As such, they are subject to the numerous statutory rules of contract interpretation. One rule, of critical importance to employers, is that when contract provisions are in conflict, they will be construed against the drafter. Since the “drafter” of handbooks is always the employer, this means that handbooks and other contractual documents must be drafted with precision and a keen awareness of the law governing contracts.
For example, a handbook policy stating that warnings will be given before termination likely conflicts with an at-will employment policy, which provides that employees can be terminated at any time without notice. If challenged, a court would likely construe the conflicting provisions against the employer, by disregarding the at-will policy – a potentially catastrophic result. This is just one of numerous similar mistakes commonly made by employers.
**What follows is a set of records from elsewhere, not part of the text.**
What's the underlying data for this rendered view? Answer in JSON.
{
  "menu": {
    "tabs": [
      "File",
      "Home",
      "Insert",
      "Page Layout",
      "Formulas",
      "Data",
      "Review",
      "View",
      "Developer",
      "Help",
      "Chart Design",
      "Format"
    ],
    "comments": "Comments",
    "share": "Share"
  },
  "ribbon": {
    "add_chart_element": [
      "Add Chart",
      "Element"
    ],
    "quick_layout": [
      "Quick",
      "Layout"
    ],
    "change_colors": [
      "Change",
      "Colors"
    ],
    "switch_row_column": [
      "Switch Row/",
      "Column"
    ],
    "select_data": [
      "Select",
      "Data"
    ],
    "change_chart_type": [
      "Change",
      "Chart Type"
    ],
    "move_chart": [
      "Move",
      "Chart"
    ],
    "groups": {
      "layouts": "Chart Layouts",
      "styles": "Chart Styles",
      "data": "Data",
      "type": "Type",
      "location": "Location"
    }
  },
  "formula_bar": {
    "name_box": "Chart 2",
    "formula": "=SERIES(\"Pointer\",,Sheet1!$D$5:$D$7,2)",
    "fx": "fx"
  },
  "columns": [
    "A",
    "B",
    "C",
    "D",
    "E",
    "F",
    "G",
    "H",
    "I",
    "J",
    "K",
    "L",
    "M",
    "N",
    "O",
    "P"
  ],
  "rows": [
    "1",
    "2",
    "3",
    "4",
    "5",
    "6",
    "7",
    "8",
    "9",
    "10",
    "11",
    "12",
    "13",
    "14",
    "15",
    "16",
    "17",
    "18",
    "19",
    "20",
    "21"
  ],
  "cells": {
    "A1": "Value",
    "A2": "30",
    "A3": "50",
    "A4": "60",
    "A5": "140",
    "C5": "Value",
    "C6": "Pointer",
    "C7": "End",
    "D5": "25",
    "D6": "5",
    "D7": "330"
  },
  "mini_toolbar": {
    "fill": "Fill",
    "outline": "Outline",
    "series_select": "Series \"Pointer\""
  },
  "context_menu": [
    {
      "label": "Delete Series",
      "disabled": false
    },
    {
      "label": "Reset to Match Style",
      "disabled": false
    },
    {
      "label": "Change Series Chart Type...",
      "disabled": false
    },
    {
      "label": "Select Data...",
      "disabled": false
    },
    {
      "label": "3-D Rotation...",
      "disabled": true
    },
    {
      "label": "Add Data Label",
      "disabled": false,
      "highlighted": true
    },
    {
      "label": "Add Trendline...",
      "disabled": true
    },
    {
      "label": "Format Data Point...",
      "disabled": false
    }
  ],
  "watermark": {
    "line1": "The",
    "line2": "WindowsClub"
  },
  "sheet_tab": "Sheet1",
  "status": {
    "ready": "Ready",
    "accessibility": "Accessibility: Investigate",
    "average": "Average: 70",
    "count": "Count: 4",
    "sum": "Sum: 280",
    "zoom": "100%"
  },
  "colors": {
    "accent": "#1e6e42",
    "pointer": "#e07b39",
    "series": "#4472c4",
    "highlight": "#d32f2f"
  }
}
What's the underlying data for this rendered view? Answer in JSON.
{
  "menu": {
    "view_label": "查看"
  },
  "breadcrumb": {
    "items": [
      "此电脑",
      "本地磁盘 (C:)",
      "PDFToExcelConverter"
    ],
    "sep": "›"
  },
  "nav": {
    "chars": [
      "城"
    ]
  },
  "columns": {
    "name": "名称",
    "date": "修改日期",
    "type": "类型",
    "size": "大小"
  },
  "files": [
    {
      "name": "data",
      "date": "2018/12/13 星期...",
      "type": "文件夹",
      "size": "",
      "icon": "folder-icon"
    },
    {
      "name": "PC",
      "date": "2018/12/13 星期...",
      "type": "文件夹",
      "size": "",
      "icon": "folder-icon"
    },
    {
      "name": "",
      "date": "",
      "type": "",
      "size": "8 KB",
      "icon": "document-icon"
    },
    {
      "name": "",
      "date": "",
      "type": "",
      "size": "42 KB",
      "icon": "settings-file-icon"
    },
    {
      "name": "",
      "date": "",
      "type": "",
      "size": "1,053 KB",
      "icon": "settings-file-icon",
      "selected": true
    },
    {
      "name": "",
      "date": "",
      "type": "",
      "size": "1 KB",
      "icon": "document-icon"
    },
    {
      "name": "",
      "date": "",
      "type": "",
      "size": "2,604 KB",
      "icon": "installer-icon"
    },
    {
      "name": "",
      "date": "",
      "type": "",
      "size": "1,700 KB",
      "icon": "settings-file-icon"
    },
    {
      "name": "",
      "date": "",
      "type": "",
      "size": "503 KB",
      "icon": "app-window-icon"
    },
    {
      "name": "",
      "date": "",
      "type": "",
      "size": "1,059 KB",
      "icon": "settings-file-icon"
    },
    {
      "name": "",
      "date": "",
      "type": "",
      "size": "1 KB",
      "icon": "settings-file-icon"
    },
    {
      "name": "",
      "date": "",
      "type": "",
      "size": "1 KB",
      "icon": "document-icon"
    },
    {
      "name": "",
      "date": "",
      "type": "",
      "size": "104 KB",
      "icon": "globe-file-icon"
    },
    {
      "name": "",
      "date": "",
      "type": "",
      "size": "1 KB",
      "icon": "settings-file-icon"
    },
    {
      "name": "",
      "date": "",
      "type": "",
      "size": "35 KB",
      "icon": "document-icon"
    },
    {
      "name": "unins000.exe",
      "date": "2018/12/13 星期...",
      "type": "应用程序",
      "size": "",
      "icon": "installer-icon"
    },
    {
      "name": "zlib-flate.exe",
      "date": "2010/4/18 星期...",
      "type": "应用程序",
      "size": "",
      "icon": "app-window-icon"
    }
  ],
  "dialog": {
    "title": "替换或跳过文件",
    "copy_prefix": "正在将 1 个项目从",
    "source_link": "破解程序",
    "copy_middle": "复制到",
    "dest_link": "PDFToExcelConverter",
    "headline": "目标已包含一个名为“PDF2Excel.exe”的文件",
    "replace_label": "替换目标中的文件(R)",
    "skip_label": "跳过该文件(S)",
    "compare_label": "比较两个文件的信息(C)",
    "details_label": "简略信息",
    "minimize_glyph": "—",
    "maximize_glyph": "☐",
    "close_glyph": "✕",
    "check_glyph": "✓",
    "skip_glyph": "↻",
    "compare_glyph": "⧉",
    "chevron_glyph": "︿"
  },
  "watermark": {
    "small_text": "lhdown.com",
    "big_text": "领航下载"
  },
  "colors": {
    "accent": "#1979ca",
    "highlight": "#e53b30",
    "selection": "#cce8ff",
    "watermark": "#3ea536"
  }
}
If properly drafted employee handbooks and other employment contracts can be highly advantageous to employers by establishing an at-will relationship and the exempt status of employees for overtime compensation purposes, for example.
The only way to “win” a lawsuit is to prevent it from materializing in the first place. This is an environment where even a mundane employment lawsuit can cost a million dollars or more to defend, win, lose or draw. Moreover, the employer (but not the employee) will typically be required to reimburse the employee’s legal fees and costs if the employee wins even a nominal award. So, tack on another million or so, before even considering the amount of the jury award, which is often staggering.
This feature of the law is even more disturbing when it is understood that employers in California lose the overwhelming majority of jury trials. This is due to composition of a typical jury, which usually consists of employees, not business owners or even supervisors. These juries are predictably highly sympathetic to the plaintiff suing the employer.
It is for this reason that, an employment contract requiring employees to submit all disputes to mandatory arbitration is highly recommended. Such an arrangement can reduce defense costs by as much as 90 percent, while enhancing the employer’s prospects for winning at trial.
These and related precautions, once in place, often reduce the prospect that an employer will be sued. This is because they make a potential case far less attractive to plaintiff’s lawyers by preventing employers from being “pummeled into submission” to an exorbitant settlement by their prohibitively-expensive legal defense costs.
Because these lawyers risk going uncompensated if the case fails to produce a favorable settlement, they carefully examine the circumstances to be certain of a sure winner before they will accept a case.
The less vulnerable a plaintiff’s lawyer perceives an employer to be, the less likely it is that a lawsuit will result. The precautions I recommend are specifically- designed to accomplish that result.
This explains why my law practice was built on the maxim: “an ounce of prevention is worth a pound of cure.”